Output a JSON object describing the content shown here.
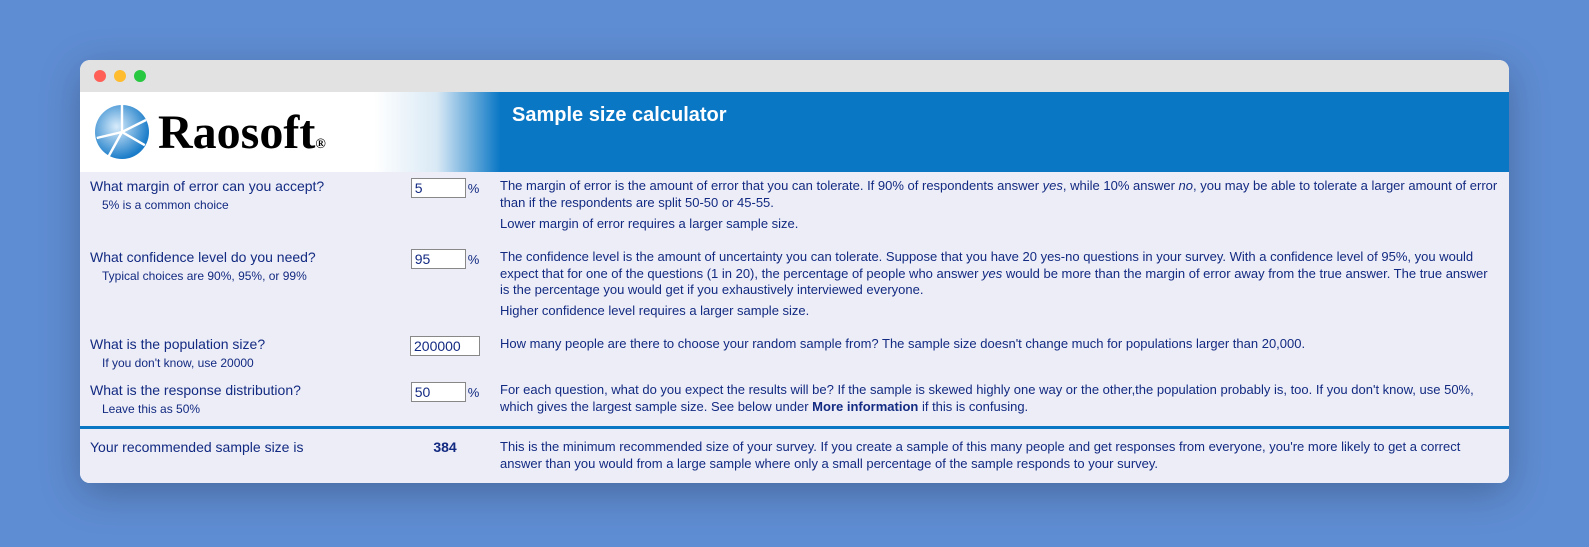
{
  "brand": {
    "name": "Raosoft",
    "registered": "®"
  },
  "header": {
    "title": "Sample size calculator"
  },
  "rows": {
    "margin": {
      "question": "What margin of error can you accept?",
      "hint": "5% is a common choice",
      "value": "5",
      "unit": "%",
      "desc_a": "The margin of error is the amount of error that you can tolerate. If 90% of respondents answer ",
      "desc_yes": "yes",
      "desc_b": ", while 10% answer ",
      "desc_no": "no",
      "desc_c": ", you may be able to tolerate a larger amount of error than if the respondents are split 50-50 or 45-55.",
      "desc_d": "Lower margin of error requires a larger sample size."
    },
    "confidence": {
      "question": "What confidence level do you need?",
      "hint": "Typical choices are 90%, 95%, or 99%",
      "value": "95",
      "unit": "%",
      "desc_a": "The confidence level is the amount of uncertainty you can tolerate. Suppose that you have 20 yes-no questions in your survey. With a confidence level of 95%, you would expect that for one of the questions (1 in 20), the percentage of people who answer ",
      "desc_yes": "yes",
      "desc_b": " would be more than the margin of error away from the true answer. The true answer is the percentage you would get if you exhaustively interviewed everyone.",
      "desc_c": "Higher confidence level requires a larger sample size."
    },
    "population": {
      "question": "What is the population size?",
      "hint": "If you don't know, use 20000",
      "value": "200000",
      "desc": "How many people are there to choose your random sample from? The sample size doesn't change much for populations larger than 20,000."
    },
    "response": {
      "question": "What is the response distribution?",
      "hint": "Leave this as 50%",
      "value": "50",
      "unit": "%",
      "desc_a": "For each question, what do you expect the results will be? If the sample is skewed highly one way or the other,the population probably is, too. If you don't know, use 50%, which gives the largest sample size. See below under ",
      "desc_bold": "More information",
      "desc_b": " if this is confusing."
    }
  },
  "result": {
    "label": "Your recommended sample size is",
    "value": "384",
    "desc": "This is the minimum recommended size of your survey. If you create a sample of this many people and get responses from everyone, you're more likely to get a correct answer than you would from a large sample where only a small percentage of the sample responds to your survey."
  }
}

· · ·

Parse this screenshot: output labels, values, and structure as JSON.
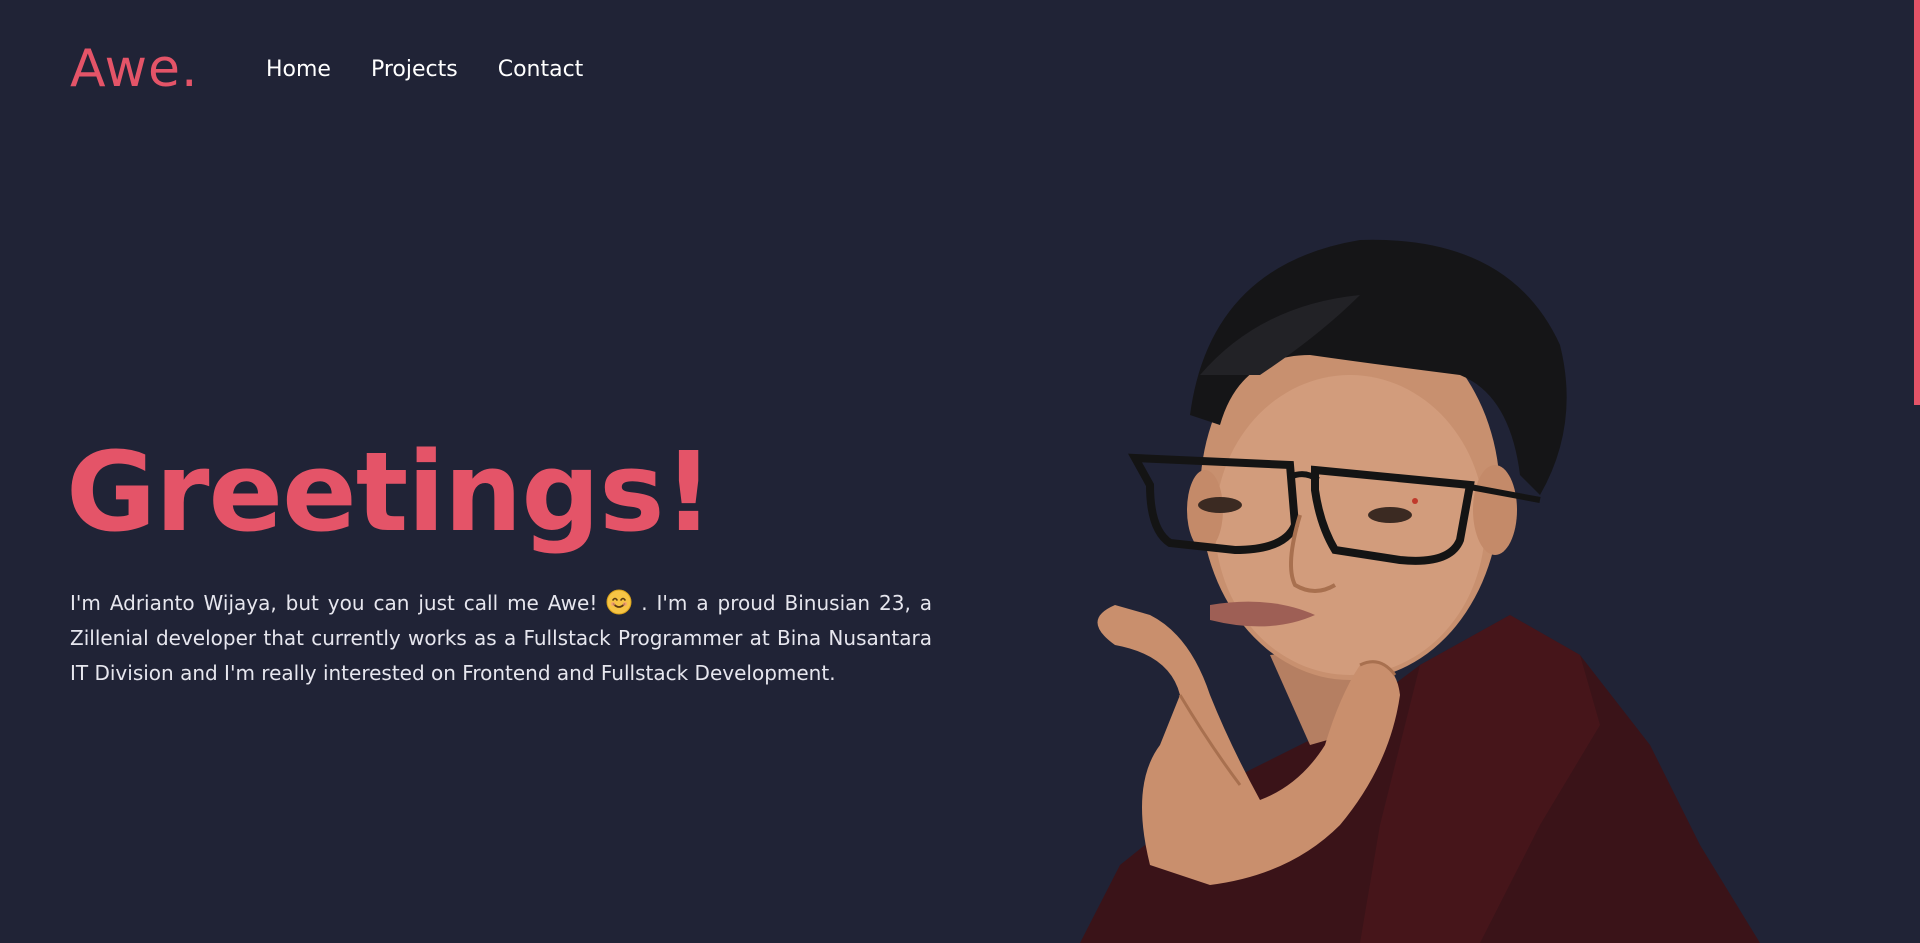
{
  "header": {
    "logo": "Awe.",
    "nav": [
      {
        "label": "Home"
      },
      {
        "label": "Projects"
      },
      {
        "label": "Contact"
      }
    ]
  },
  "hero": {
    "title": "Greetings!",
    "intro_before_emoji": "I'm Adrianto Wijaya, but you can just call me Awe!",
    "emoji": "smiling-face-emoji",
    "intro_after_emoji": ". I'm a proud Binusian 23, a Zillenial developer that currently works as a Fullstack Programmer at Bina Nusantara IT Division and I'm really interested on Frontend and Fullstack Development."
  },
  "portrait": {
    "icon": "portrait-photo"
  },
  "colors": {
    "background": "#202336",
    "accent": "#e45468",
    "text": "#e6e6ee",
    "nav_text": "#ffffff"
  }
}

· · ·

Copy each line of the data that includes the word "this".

      "hint": "Leave this as 50%",
      "desc_b": " if this is confusing."
    "desc": "This is the minimum recommended size of your survey. If you create a sample of this many people and get responses from everyone, you're more likely to get a correct answer than you would from a large sample where only a small percentage of the sample responds to your survey."
Parse this screenshot: output labels, values, and structure as JSON.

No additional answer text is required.